[App and web page records]
· · · · ·
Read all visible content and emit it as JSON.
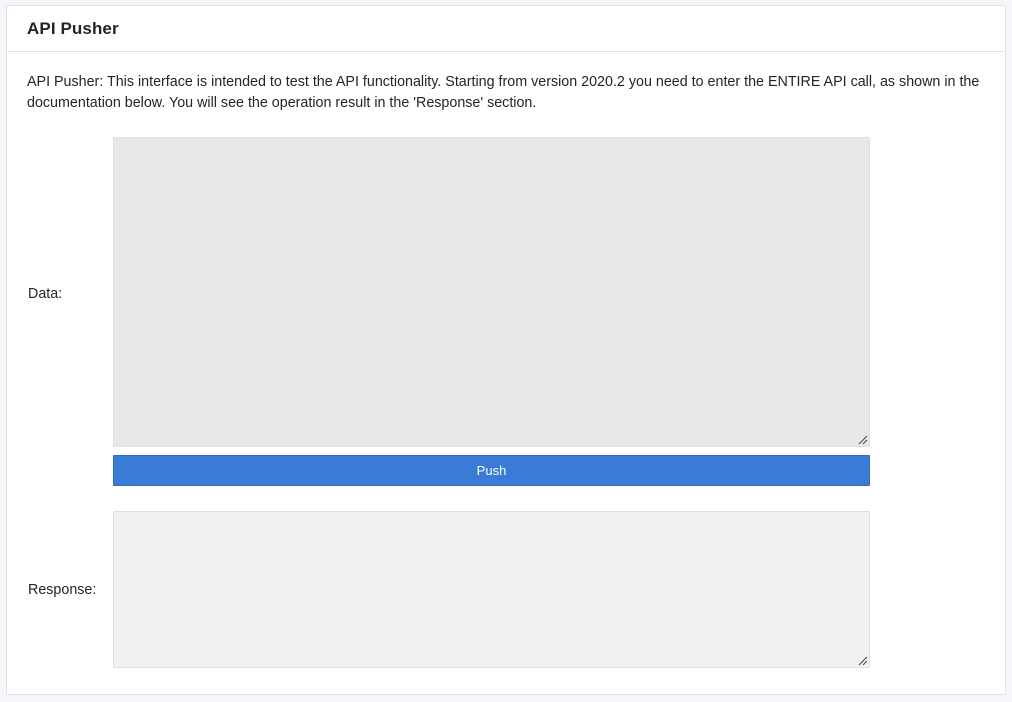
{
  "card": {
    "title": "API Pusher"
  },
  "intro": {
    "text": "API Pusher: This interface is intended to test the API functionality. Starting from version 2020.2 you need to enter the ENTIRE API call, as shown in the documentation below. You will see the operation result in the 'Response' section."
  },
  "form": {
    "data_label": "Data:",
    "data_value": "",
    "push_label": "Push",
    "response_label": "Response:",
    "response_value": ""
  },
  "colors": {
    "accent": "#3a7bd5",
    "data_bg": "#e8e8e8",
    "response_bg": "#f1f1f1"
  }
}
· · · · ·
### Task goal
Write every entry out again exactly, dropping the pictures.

### Result of this task
Read all visible content and emit it as JSON.
{
  "card": {
    "title": "API Pusher"
  },
  "intro": {
    "text": "API Pusher: This interface is intended to test the API functionality. Starting from version 2020.2 you need to enter the ENTIRE API call, as shown in the documentation below. You will see the operation result in the 'Response' section."
  },
  "form": {
    "data_label": "Data:",
    "data_value": "",
    "push_label": "Push",
    "response_label": "Response:",
    "response_value": ""
  },
  "colors": {
    "accent": "#3a7bd5",
    "data_bg": "#e8e8e8",
    "response_bg": "#f1f1f1"
  }
}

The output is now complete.